Melampy was instrumental in creating a biennial symposium on reproduction and infertility. In 1953, he organized the Conference on Female Reproduction in Farm Animals, convened at Iowa State College (Melampy et al., 1953). The second, third and fourth symposia on reproduction and infertility followed at Michigan State University, East lansing, in 1955 (Reineke and Meites, 1955); Colorado State University, Fort Collins, in 1957 (Gassner et al., 1958); and University of Tennessee, Knoxville, in 1959. This conference then emerged as the Biennial Symposium on Animal reproduction held in conjunction with the annual meeting of the American Society of Animal Science. In 1967, the Society for the Study of Reproduction was formed at the VIII Biennial Symposium on Animal Reproduction, at the University of Illinois, Urbana. Melampy was elected the first president of the newly formed society, and he initiated Biology of Reproduction, a prestigious journal currently in its 61st volume. In 1987, the XVIII Biennial Symposium on Animal Reproduction, at Utah State University, was dedicated to Melampy in recognition of his many contributions.

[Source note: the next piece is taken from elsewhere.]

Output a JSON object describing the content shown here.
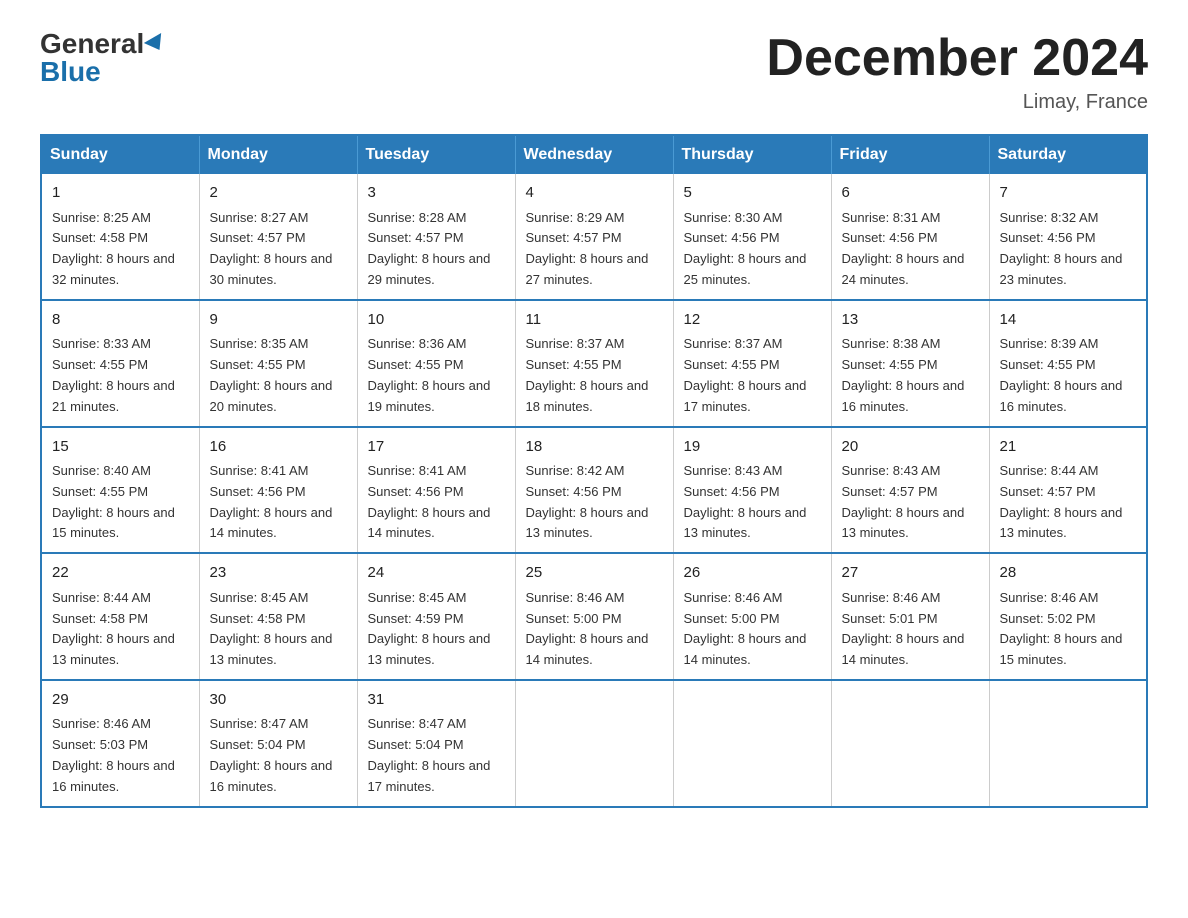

Robert Melampy's research in reproductive biology focused on spermatogenesis, testicular and reproductive duct development, the role of the uterus in corpus luteum function, the physiology of relaxin, and the improved reproductive efficiency of livestock. This reserach was summarized in invited lectures at the Symposium on Neuroendocrinology, Miami, Florida, December 1961 (Anderson et al., 1963); the Conference on Estrous Cycle Control in Domestic Animals, University of Nebraska, Lincoln, July 1964 (Anderson and Melampy, 1965); the VIII Biennial Symposium on Animal Reproduction, University of Illinois, Urbana, June 1967 (Melampy and Anderson, 1968); and the Laurentian Hormone Conference, Mount Tremblant, Quebec, Canada, August 1968 (Anderson et al., 1969). He was recipient of the Animal Physiology and Endocrinology Award of ASAS and Honorary Fellow of ASAS and was elected Fellow of the American Association for the Advancement of Science. A special symposium was convened in the Iowa State Memorial Union, October 23, 1979, to honor Melampy's outstanding contributions to the Department of Animal Science, College of Agriculture, and the University. He became emeritus professor in 1979. After prolonged illness, he died on May 27, 1984.